• _ASSIGNMENT_
Which lines of the data below hold "Bruno"? Copy each of them.

• _DATASET EXTRACT_
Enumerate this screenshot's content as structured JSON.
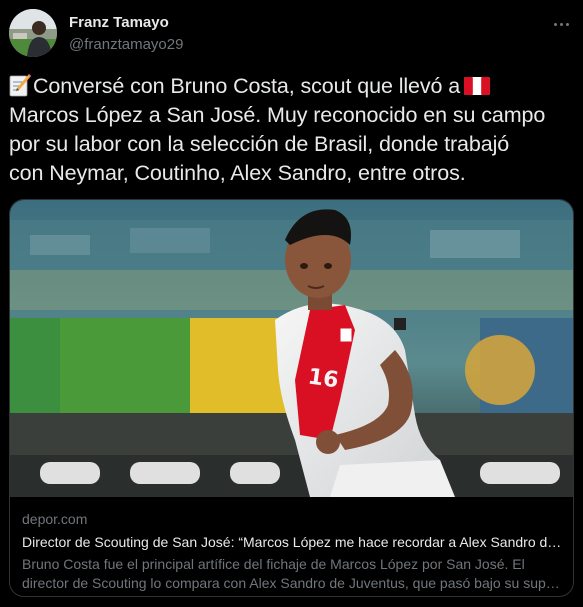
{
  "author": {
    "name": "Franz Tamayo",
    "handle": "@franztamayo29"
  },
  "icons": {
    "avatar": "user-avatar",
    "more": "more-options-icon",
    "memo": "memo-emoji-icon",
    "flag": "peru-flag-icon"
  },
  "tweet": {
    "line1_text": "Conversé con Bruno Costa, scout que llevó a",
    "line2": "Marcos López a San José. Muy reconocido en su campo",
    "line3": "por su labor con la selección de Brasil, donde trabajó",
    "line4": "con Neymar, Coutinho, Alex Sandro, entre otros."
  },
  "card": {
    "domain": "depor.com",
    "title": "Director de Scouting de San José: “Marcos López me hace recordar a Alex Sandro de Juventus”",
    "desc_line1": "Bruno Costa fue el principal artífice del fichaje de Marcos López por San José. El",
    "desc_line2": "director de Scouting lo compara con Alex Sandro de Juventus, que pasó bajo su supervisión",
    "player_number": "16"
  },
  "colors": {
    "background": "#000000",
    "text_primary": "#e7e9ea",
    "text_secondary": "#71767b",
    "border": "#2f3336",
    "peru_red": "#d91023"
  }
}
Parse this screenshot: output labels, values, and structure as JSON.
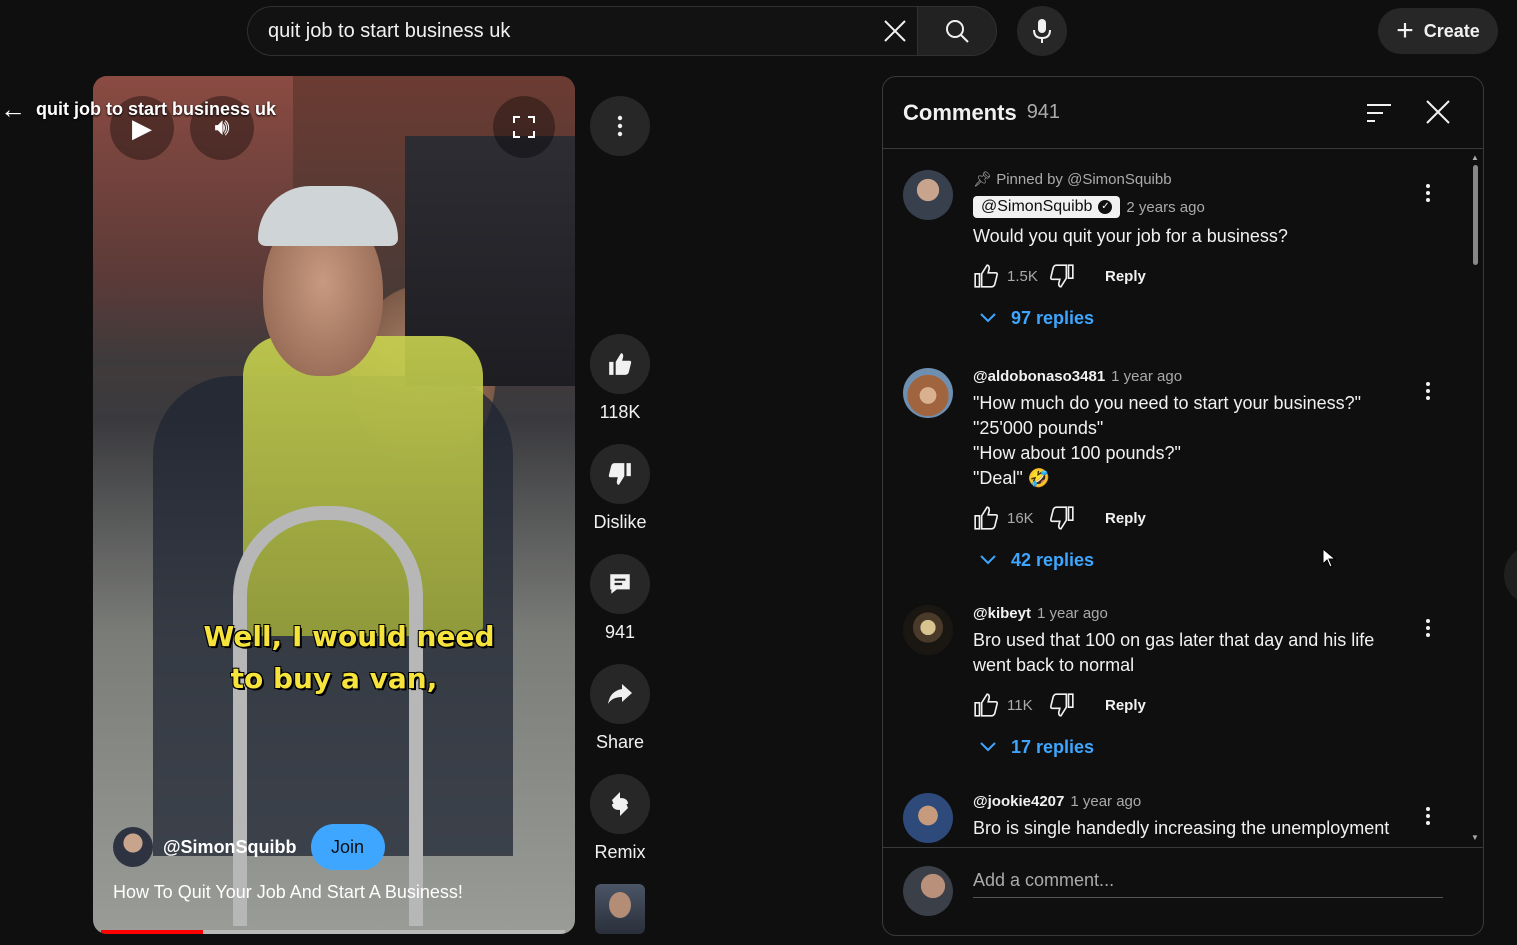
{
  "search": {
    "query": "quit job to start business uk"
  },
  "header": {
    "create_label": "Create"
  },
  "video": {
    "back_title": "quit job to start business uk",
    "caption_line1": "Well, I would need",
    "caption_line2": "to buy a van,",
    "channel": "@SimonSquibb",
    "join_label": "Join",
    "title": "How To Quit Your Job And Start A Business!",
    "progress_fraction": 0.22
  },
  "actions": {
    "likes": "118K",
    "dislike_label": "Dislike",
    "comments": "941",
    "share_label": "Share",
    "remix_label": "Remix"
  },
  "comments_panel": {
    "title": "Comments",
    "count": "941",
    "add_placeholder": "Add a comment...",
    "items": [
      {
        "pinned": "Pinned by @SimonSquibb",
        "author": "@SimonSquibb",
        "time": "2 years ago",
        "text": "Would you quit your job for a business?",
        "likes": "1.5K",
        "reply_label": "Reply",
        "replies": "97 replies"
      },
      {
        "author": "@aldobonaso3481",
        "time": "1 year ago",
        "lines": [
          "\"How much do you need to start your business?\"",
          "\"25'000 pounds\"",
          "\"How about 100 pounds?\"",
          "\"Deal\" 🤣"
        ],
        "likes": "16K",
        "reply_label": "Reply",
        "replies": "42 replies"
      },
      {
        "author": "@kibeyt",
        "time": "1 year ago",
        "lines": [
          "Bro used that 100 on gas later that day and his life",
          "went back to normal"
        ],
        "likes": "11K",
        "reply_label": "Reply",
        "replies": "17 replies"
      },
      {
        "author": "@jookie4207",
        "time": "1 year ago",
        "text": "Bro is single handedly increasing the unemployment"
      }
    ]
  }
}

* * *

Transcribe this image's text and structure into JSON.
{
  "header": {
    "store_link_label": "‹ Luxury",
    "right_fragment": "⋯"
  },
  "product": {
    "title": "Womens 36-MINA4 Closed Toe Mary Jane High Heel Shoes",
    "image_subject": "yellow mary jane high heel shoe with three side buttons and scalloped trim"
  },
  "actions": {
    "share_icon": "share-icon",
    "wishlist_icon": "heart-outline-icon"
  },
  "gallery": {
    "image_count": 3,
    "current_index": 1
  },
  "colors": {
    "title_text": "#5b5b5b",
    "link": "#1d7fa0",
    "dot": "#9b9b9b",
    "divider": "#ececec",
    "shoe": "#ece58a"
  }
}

• _ANSWER TO THE EXERCISE_
    "line1_text": "Conversé con Bruno Costa, scout que llevó a",
    "desc_line1": "Bruno Costa fue el principal artífice del fichaje de Marcos López por San José. El",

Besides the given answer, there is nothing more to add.